--- Data shown Enclosed Below ---
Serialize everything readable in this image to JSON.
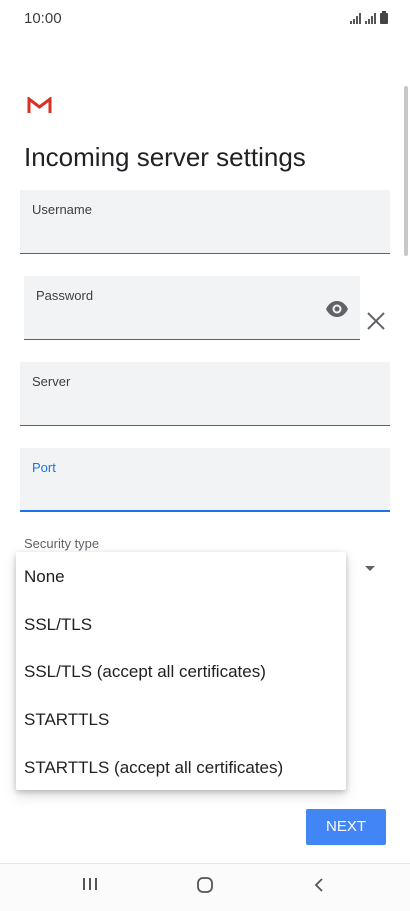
{
  "status_bar": {
    "time": "10:00"
  },
  "app": {
    "title": "Incoming server settings",
    "brand_color": "#d93025",
    "accent_color": "#1a73e8"
  },
  "form": {
    "username": {
      "label": "Username",
      "value": ""
    },
    "password": {
      "label": "Password",
      "value": ""
    },
    "server": {
      "label": "Server",
      "value": ""
    },
    "port": {
      "label": "Port",
      "value": ""
    },
    "security_type": {
      "label": "Security type"
    }
  },
  "security_menu": {
    "items": [
      "None",
      "SSL/TLS",
      "SSL/TLS (accept all certificates)",
      "STARTTLS",
      "STARTTLS (accept all certificates)"
    ]
  },
  "actions": {
    "next_label": "NEXT",
    "next_color": "#4285f4"
  },
  "icons": {
    "logo": "gmail-icon",
    "password_toggle": "eye-icon",
    "clear": "close-icon",
    "nav": [
      "recent-apps-icon",
      "home-icon",
      "back-icon"
    ]
  }
}
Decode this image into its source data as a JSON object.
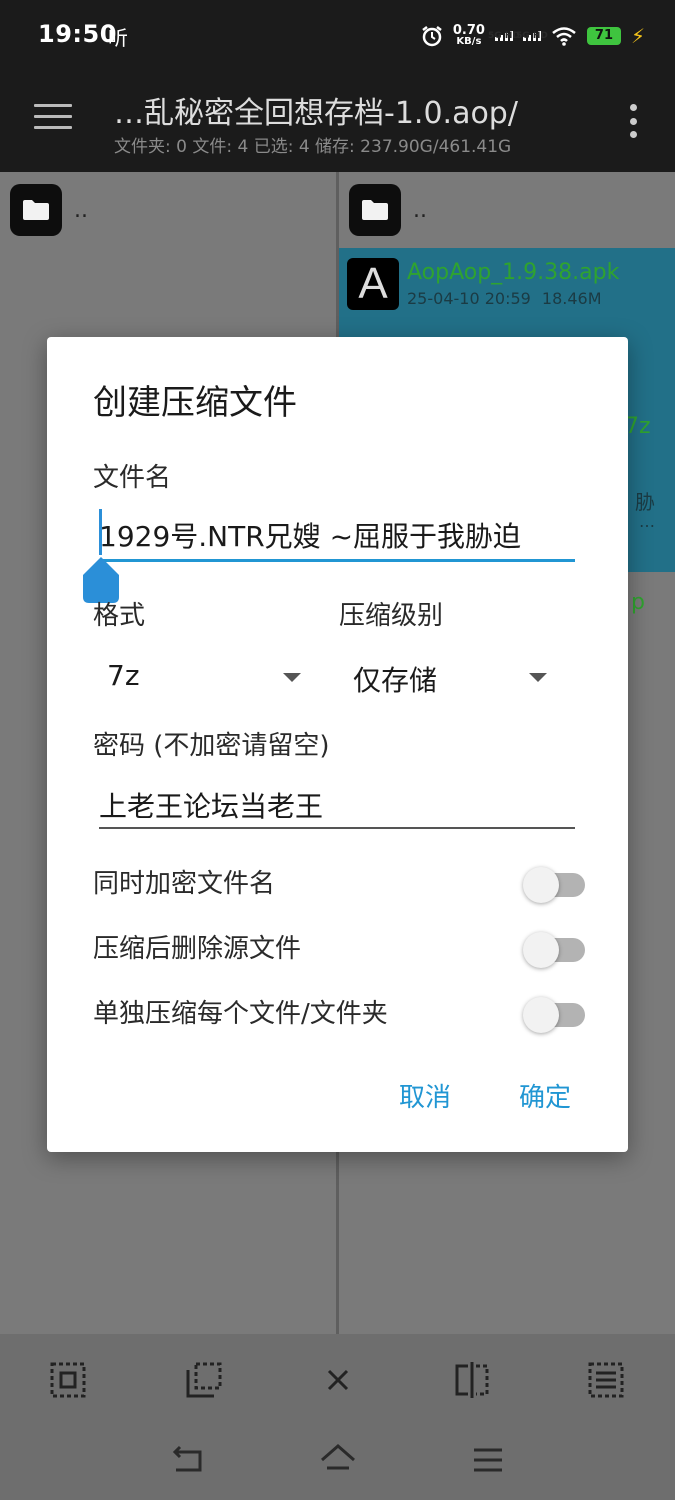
{
  "status_bar": {
    "time": "19:50",
    "extra_label": "听",
    "speed_value": "0.70",
    "speed_unit": "KB/s",
    "sim1_label": "5G HD",
    "sim2_label": "5G HD",
    "battery_level": "71"
  },
  "header": {
    "path_title": "…乱秘密全回想存档-1.0.aop/",
    "path_stats": "文件夹: 0  文件: 4  已选: 4  储存: 237.90G/461.41G"
  },
  "left_pane": {
    "parent_label": ".."
  },
  "right_pane": {
    "parent_label": "..",
    "file": {
      "icon_letter": "A",
      "name": "AopAop_1.9.38.apk",
      "date": "25-04-10 20:59",
      "size": "18.46M"
    },
    "peek_texts": [
      "7z",
      "胁",
      "…",
      "p"
    ]
  },
  "dialog": {
    "title": "创建压缩文件",
    "filename_label": "文件名",
    "filename_value": "1929号.NTR兄嫂 ~屈服于我胁迫",
    "format_label": "格式",
    "format_value": "7z",
    "level_label": "压缩级别",
    "level_value": "仅存储",
    "password_label": "密码 (不加密请留空)",
    "password_value": "上老王论坛当老王",
    "switches": [
      {
        "label": "同时加密文件名",
        "on": false
      },
      {
        "label": "压缩后删除源文件",
        "on": false
      },
      {
        "label": "单独压缩每个文件/文件夹",
        "on": false
      }
    ],
    "cancel_label": "取消",
    "ok_label": "确定"
  },
  "colors": {
    "accent": "#2196d3",
    "selected_bg": "#227088",
    "file_name": "#2fa32f"
  }
}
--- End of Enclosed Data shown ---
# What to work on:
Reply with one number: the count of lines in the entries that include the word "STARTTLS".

# Written response:
2